1. Suppose we have a scalar function of several variables
Let be some unit vector. How does change in the direction?
We can consider this quantity as a function
What does this look like?
2. Lets restrict our attention to the smallest non-boring case: . Then we write . We have
Expanding this to first order in lets us write
But what does this look like? It’s simply
Example 1. What is the derivative of in the direction of at ?
Solution: We find the directional derivative is
Thus we have
We plug in ,
Then we evaluate to get
This gives us the directional derivative of .
3. We denote
and call it the “Gradient”. Note we will write interchangeably with the vector arrow , and they mean the same thing. The vector arrow doesn’t add anything semantically, it’s just different syntax.
The directional derivative is then
Note that the gradient acting on a scalar function produces a vector-valued function of several variables, but we can also take the dot product of the gradient with such a monstrosity.
4. Question: What is a vector-valued function of several variables?
For us, in practice, we think of this as a Vector Field: a “function” which assigns to each point a vector. Each vector-component is a function, usually smooth (i.e., infinitely differentiable).

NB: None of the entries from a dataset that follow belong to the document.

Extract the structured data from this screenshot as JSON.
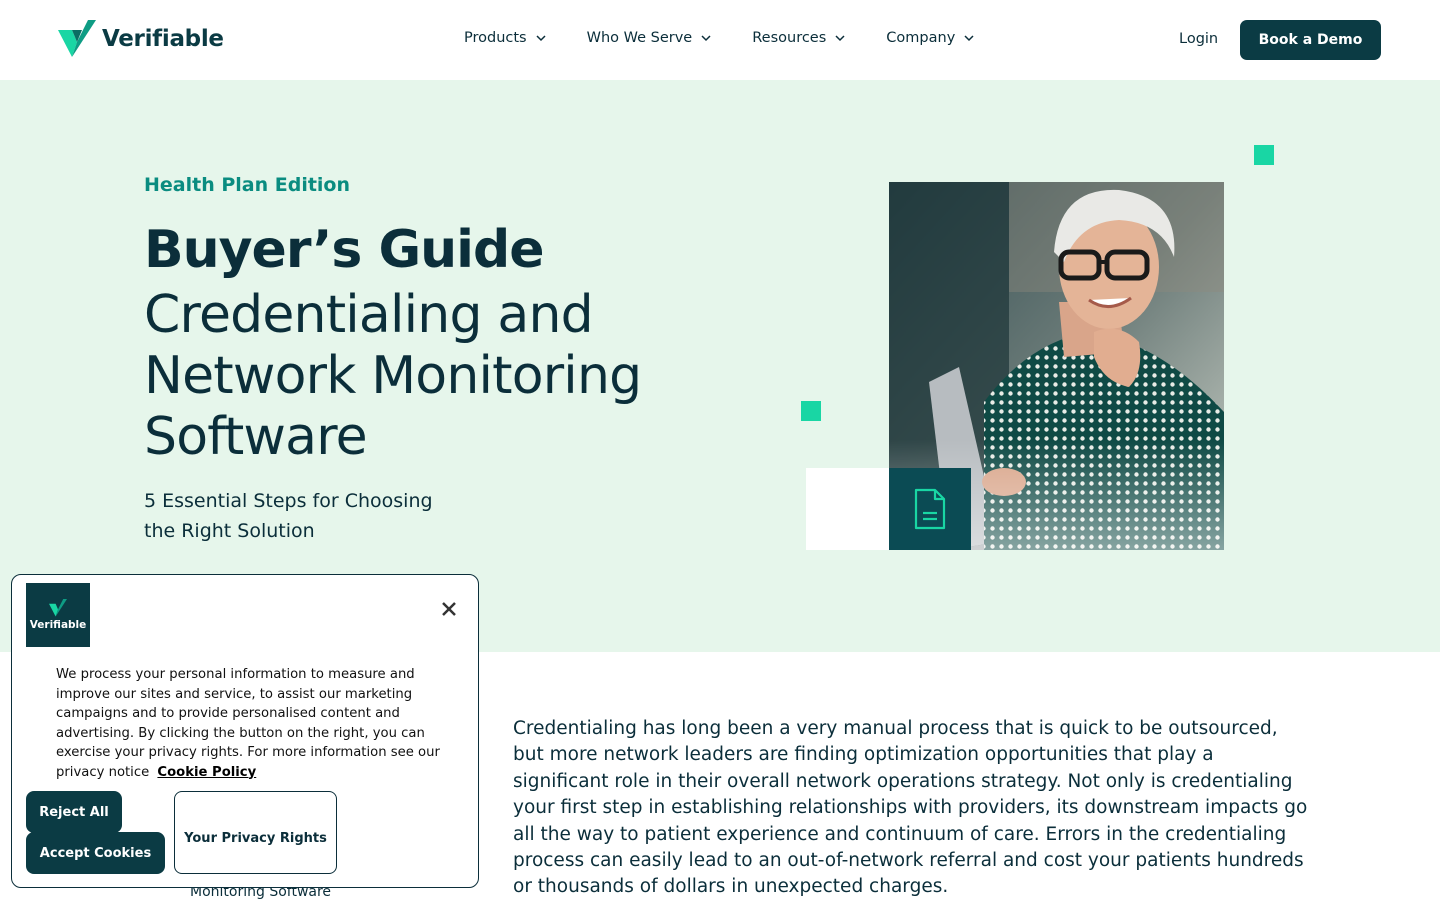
{
  "header": {
    "logo_text": "Verifiable",
    "nav": [
      {
        "label": "Products"
      },
      {
        "label": "Who We Serve"
      },
      {
        "label": "Resources"
      },
      {
        "label": "Company"
      }
    ],
    "login_label": "Login",
    "demo_label": "Book a Demo"
  },
  "hero": {
    "eyebrow": "Health Plan Edition",
    "title_bold": "Buyer’s Guide",
    "title_light": "Credentialing and Network Monitoring Software",
    "subtitle": "5 Essential Steps for Choosing the Right Solution",
    "image_alt": "Smiling woman with glasses using a laptop",
    "doc_icon": "document-icon"
  },
  "body": {
    "paragraph": "Credentialing has long been a very manual process that is quick to be outsourced, but more network leaders are finding optimization opportunities that play a significant role in their overall network operations strategy. Not only is credentialing your first step in establishing relationships with providers, its downstream impacts go all the way to patient experience and continuum of care. Errors in the credentialing process can easily lead to an out-of-network referral and cost your patients hundreds or thousands of dollars in unexpected charges.",
    "toc_peek": "Monitoring Software"
  },
  "cookie": {
    "logo_text": "Verifiable",
    "text": "We process your personal information to measure and improve our sites and service, to assist our marketing campaigns and to provide personalised content and advertising. By clicking the button on the right, you can exercise your privacy rights. For more information see our privacy notice",
    "link_label": "Cookie Policy",
    "reject_label": "Reject All",
    "accept_label": "Accept Cookies",
    "rights_label": "Your Privacy Rights"
  },
  "colors": {
    "brand_dark": "#0b3b44",
    "accent": "#19d6a4",
    "hero_bg": "#e6f6eb",
    "eyebrow": "#0a8c80"
  }
}
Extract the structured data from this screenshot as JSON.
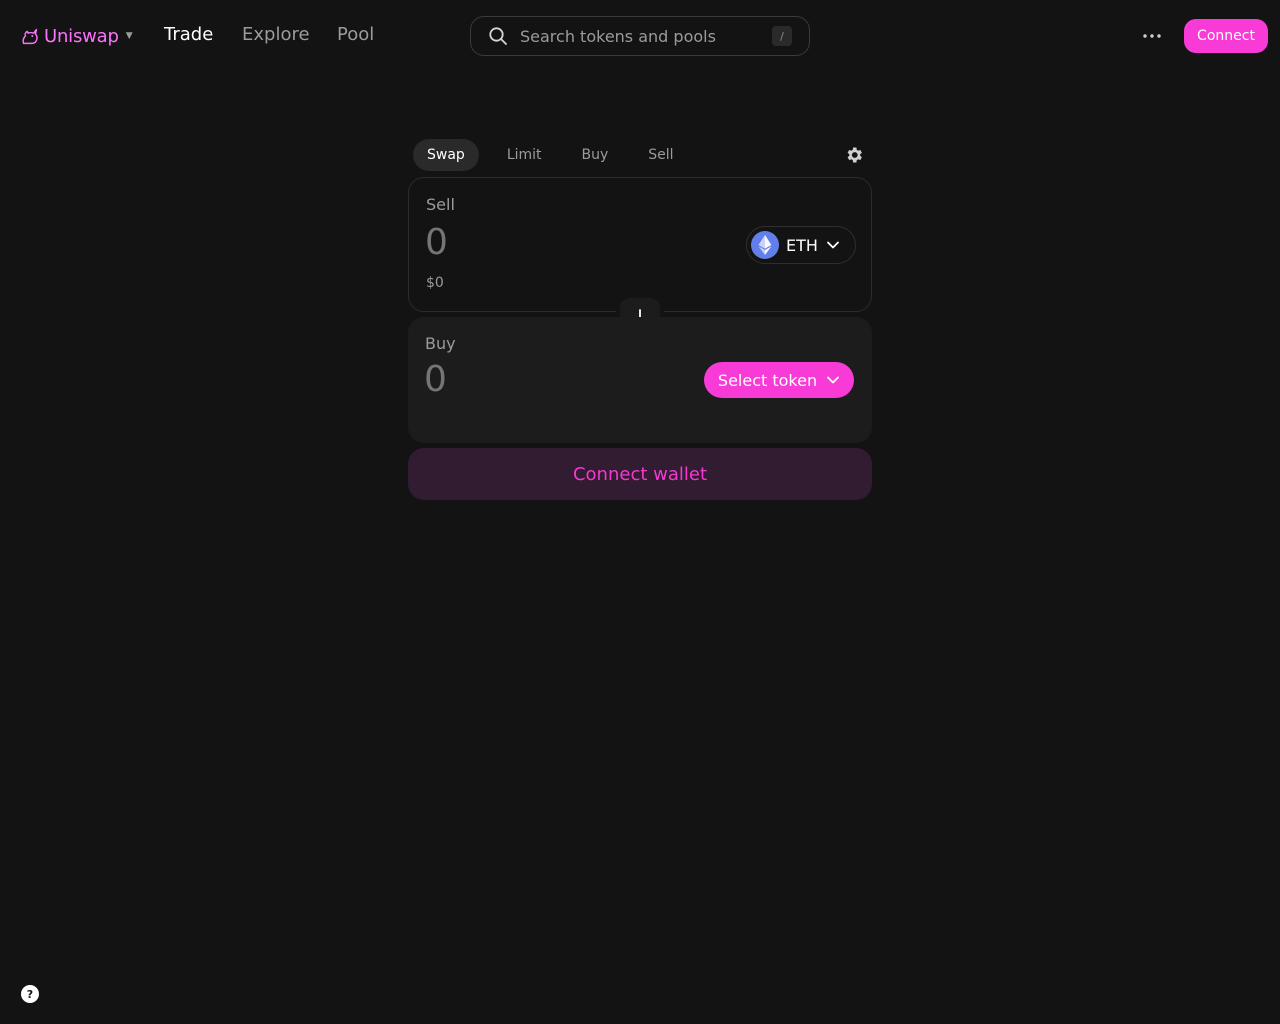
{
  "header": {
    "brand": "Uniswap",
    "nav": [
      {
        "label": "Trade",
        "active": true
      },
      {
        "label": "Explore",
        "active": false
      },
      {
        "label": "Pool",
        "active": false
      }
    ],
    "search": {
      "placeholder": "Search tokens and pools",
      "shortcut": "/"
    },
    "connect_label": "Connect"
  },
  "swap": {
    "tabs": [
      {
        "label": "Swap",
        "active": true
      },
      {
        "label": "Limit",
        "active": false
      },
      {
        "label": "Buy",
        "active": false
      },
      {
        "label": "Sell",
        "active": false
      }
    ],
    "sell": {
      "label": "Sell",
      "amount": "0",
      "usd_value": "$0",
      "token": "ETH"
    },
    "buy": {
      "label": "Buy",
      "amount": "0",
      "select_label": "Select token"
    },
    "connect_wallet_label": "Connect wallet"
  },
  "help": {
    "label": "?"
  },
  "icons": {
    "logo": "uniswap-unicorn-icon",
    "search": "search-icon",
    "more": "more-horizontal-icon",
    "settings": "gear-icon",
    "token": "eth-icon",
    "chevron": "chevron-down-icon",
    "flip": "arrow-down-icon"
  },
  "colors": {
    "background": "#131313",
    "accent": "#FC72FF",
    "primary_button": "#f83bd6",
    "eth": "#627EEA"
  }
}
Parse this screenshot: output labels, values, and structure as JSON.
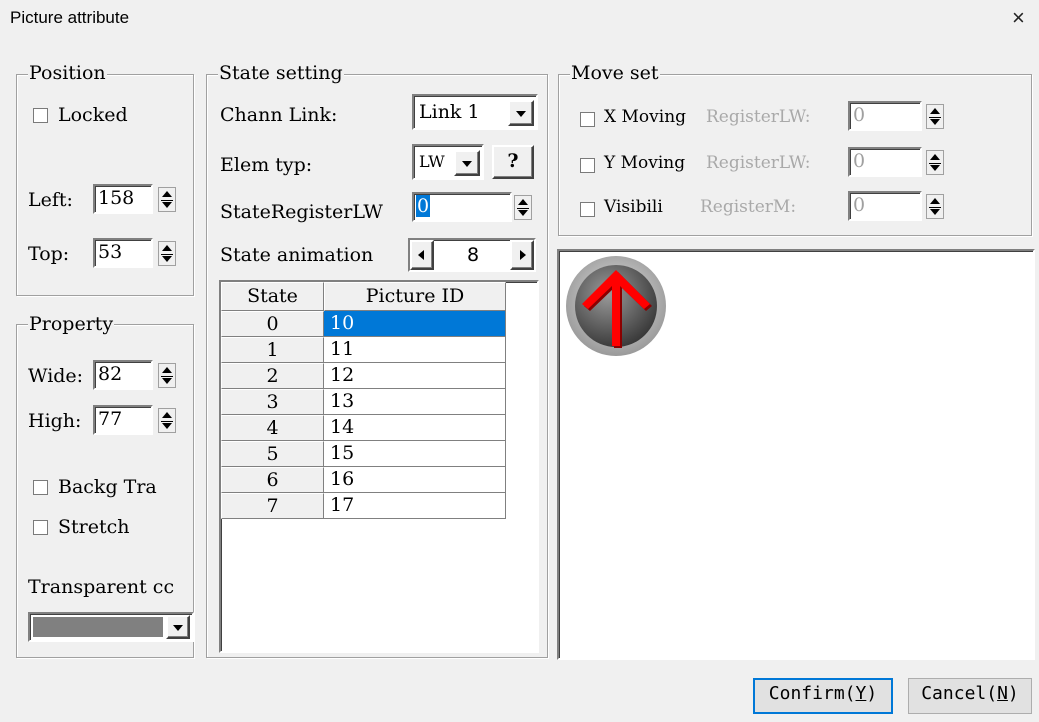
{
  "window": {
    "title": "Picture attribute",
    "close_glyph": "×"
  },
  "position": {
    "legend": "Position",
    "locked_label": "Locked",
    "left_label": "Left:",
    "left_value": "158",
    "top_label": "Top:",
    "top_value": "53"
  },
  "property": {
    "legend": "Property",
    "wide_label": "Wide:",
    "wide_value": "82",
    "high_label": "High:",
    "high_value": "77",
    "backg_label": "Backg Tra",
    "stretch_label": "Stretch",
    "transparent_label": "Transparent cc",
    "transparent_color": "#808080"
  },
  "state": {
    "legend": "State setting",
    "chann_label": "Chann Link:",
    "chann_value": "Link 1",
    "elem_label": "Elem typ:",
    "elem_value": "LW",
    "help_label": "?",
    "register_label": "StateRegisterLW",
    "register_value": "0",
    "animation_label": "State animation",
    "animation_value": "8",
    "table": {
      "headers": [
        "State",
        "Picture ID"
      ],
      "rows": [
        {
          "state": "0",
          "picture_id": "10",
          "selected": true
        },
        {
          "state": "1",
          "picture_id": "11"
        },
        {
          "state": "2",
          "picture_id": "12"
        },
        {
          "state": "3",
          "picture_id": "13"
        },
        {
          "state": "4",
          "picture_id": "14"
        },
        {
          "state": "5",
          "picture_id": "15"
        },
        {
          "state": "6",
          "picture_id": "16"
        },
        {
          "state": "7",
          "picture_id": "17"
        }
      ]
    }
  },
  "move": {
    "legend": "Move set",
    "x_label": "X Moving",
    "x_reg": "RegisterLW:",
    "x_value": "0",
    "y_label": "Y Moving",
    "y_reg": "RegisterLW:",
    "y_value": "0",
    "vis_label": "Visibili",
    "vis_reg": "RegisterM:",
    "vis_value": "0"
  },
  "preview": {
    "icon": "red-up-arrow-circle-icon",
    "arrow_color": "#ff0000",
    "accent": "#0078d7"
  },
  "footer": {
    "confirm_text": "Confirm(",
    "confirm_key": "Y",
    "cancel_text": "Cancel(",
    "cancel_key": "N",
    "close_paren": ")"
  }
}
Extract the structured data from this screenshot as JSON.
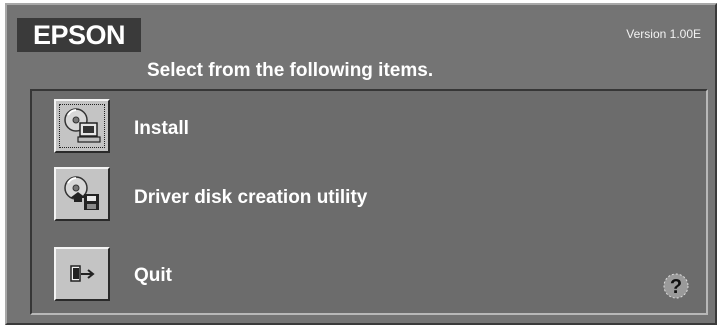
{
  "app": {
    "brand": "EPSON",
    "version": "Version 1.00E",
    "prompt": "Select from the following items."
  },
  "items": [
    {
      "label": "Install",
      "icon": "install-cd-computer-icon"
    },
    {
      "label": "Driver disk creation utility",
      "icon": "driver-disk-cd-floppy-icon"
    },
    {
      "label": "Quit",
      "icon": "exit-door-icon"
    }
  ],
  "help": {
    "icon": "help-question-icon"
  },
  "colors": {
    "window_bg": "#747474",
    "panel_bg": "#6c6c6c",
    "button_face": "#c4c4c4",
    "logo_bg": "#3a3a3a",
    "text": "#ffffff"
  }
}
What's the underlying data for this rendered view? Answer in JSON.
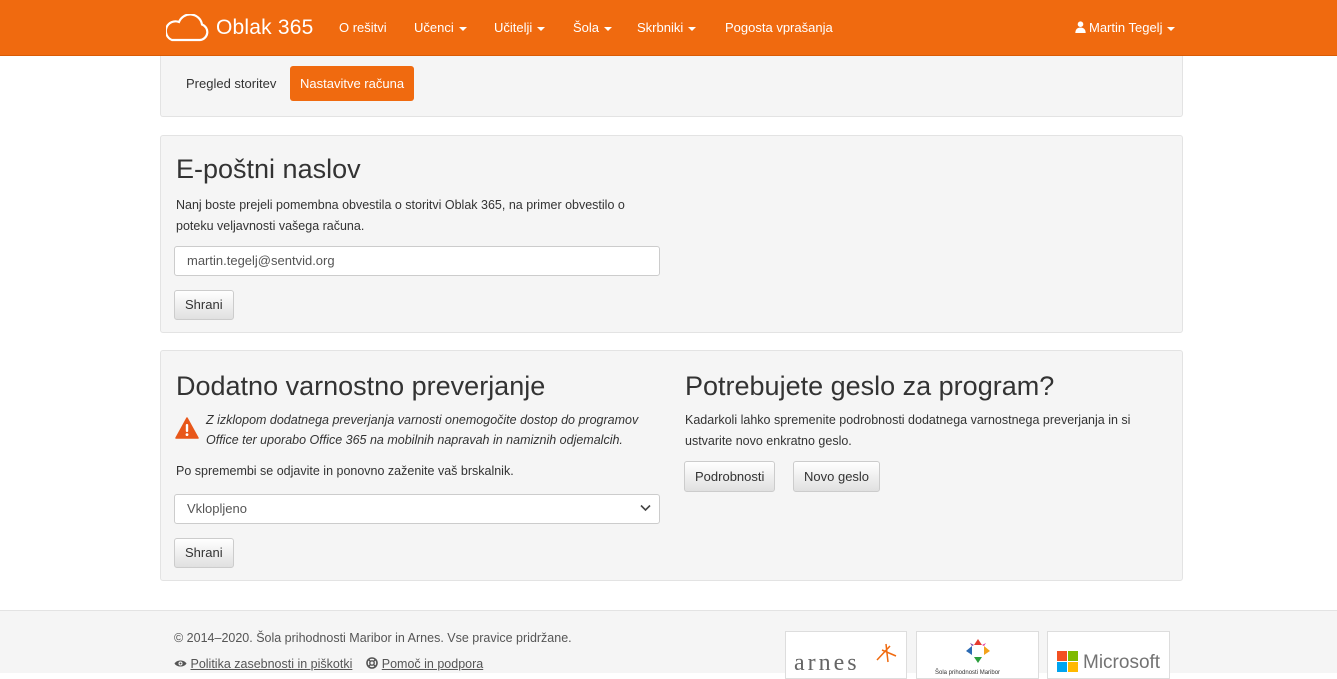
{
  "navbar": {
    "brand": "Oblak 365",
    "items": [
      {
        "label": "O rešitvi",
        "dropdown": false
      },
      {
        "label": "Učenci",
        "dropdown": true
      },
      {
        "label": "Učitelji",
        "dropdown": true
      },
      {
        "label": "Šola",
        "dropdown": true
      },
      {
        "label": "Skrbniki",
        "dropdown": true
      },
      {
        "label": "Pogosta vprašanja",
        "dropdown": false
      }
    ],
    "user": "Martin Tegelj",
    "color": "#f06a0f"
  },
  "subnav": {
    "tabs": [
      {
        "label": "Pregled storitev",
        "active": false
      },
      {
        "label": "Nastavitve računa",
        "active": true
      }
    ]
  },
  "email_section": {
    "title": "E-poštni naslov",
    "description": "Nanj boste prejeli pomembna obvestila o storitvi Oblak 365, na primer obvestilo o poteku veljavnosti vašega računa.",
    "email_value": "martin.tegelj@sentvid.org",
    "save_label": "Shrani"
  },
  "security_section": {
    "title": "Dodatno varnostno preverjanje",
    "warning": "Z izklopom dodatnega preverjanja varnosti onemogočite dostop do programov Office ter uporabo Office 365 na mobilnih napravah in namiznih odjemalcih.",
    "note": "Po spremembi se odjavite in ponovno zaženite vaš brskalnik.",
    "selected_option": "Vklopljeno",
    "save_label": "Shrani",
    "warning_color": "#e8571a"
  },
  "password_section": {
    "title": "Potrebujete geslo za program?",
    "description": "Kadarkoli lahko spremenite podrobnosti dodatnega varnostnega preverjanja in si ustvarite novo enkratno geslo.",
    "details_label": "Podrobnosti",
    "new_password_label": "Novo geslo"
  },
  "footer": {
    "copyright": "© 2014–2020. Šola prihodnosti Maribor in Arnes. Vse pravice pridržane.",
    "privacy_link": "Politika zasebnosti in piškotki",
    "help_link": "Pomoč in podpora",
    "logos": {
      "arnes": "arnes",
      "sola": "Šola prihodnosti Maribor",
      "microsoft": "Microsoft"
    }
  }
}
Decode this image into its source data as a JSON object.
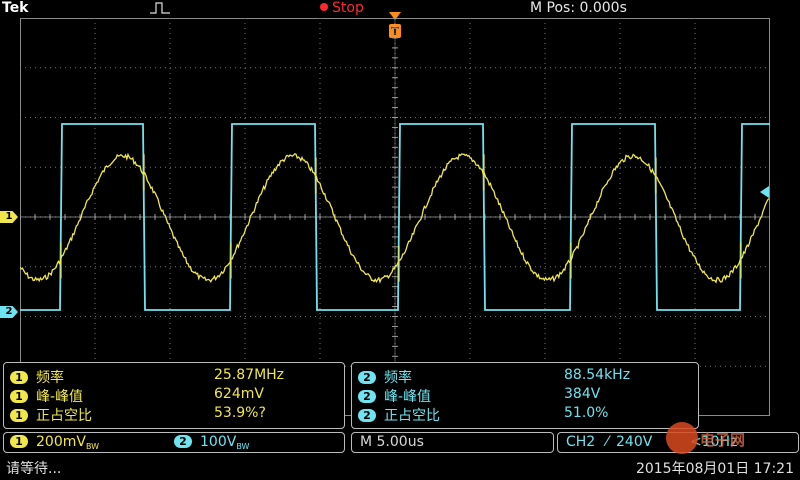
{
  "header": {
    "brand": "Tek",
    "run_state": "Stop",
    "position": "M Pos: 0.000s",
    "trigger_position_marker": "T"
  },
  "channel_markers": {
    "ch1": "1",
    "ch2": "2"
  },
  "measurements": {
    "ch1": [
      {
        "channel": "1",
        "label": "频率",
        "value": "25.87MHz"
      },
      {
        "channel": "1",
        "label": "峰-峰值",
        "value": "624mV"
      },
      {
        "channel": "1",
        "label": "正占空比",
        "value": "53.9%?"
      }
    ],
    "ch2": [
      {
        "channel": "2",
        "label": "频率",
        "value": "88.54kHz"
      },
      {
        "channel": "2",
        "label": "峰-峰值",
        "value": "384V"
      },
      {
        "channel": "2",
        "label": "正占空比",
        "value": "51.0%"
      }
    ]
  },
  "vertical": {
    "ch1": {
      "badge": "1",
      "scale": "200mV",
      "suffix": "BW"
    },
    "ch2": {
      "badge": "2",
      "scale": "100V",
      "suffix": "BW"
    }
  },
  "timebase": "M 5.00us",
  "trigger": {
    "source": "CH2",
    "slope": "⁄",
    "level": "240V",
    "rate": "<10Hz"
  },
  "status": {
    "message": "请等待...",
    "datetime": "2015年08月01日 17:21"
  },
  "colors": {
    "ch1": "#f0e84a",
    "ch2": "#6fe3ef",
    "run_state": "#ff2a2a",
    "trigger_marker": "#ff8c1a"
  },
  "watermark": {
    "text": "电子网"
  }
}
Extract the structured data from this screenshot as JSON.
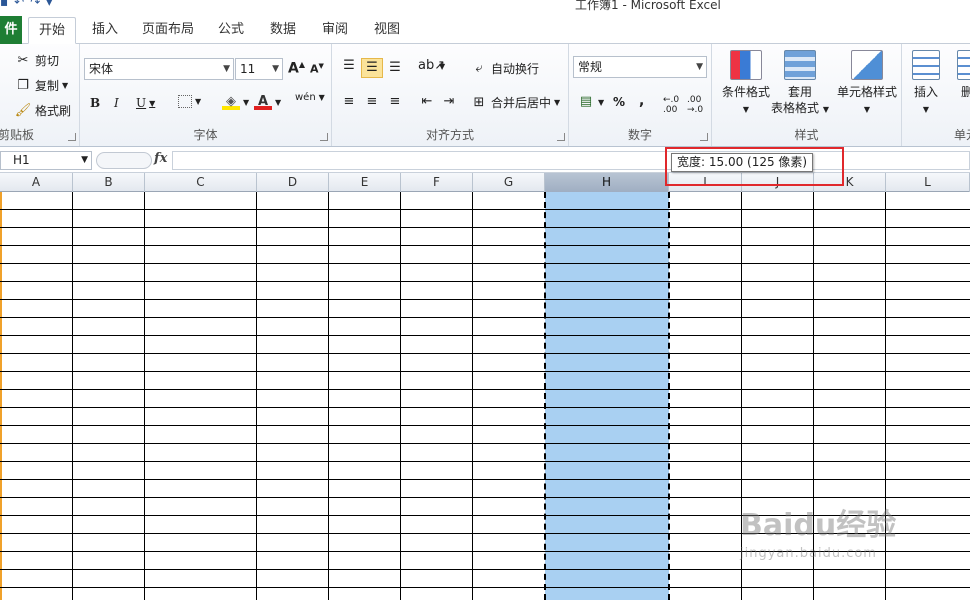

(Again, just as we warned the reader with vectors, this too is a lie. A vector field is a bit more than just a function , it’s a more complicated beast which is studied further in differential geometry.)
5. Meaning of Gradient. Consider a family of level curves . The gradient points towards the direction of increasing . How can we see this? Well, consider the function
We see its gradient is
Lets draw a few level-curves and see what the vectors point to:
We see the vectors point towards .
Exercise 1. Consider the function defined by . What is its gradient?
Exercise 2. Let be defined by . Find its gradient.
Exercise 3. Let . Find its derivative in the direction at the point .
Exercise 4. Let . Find its gradient.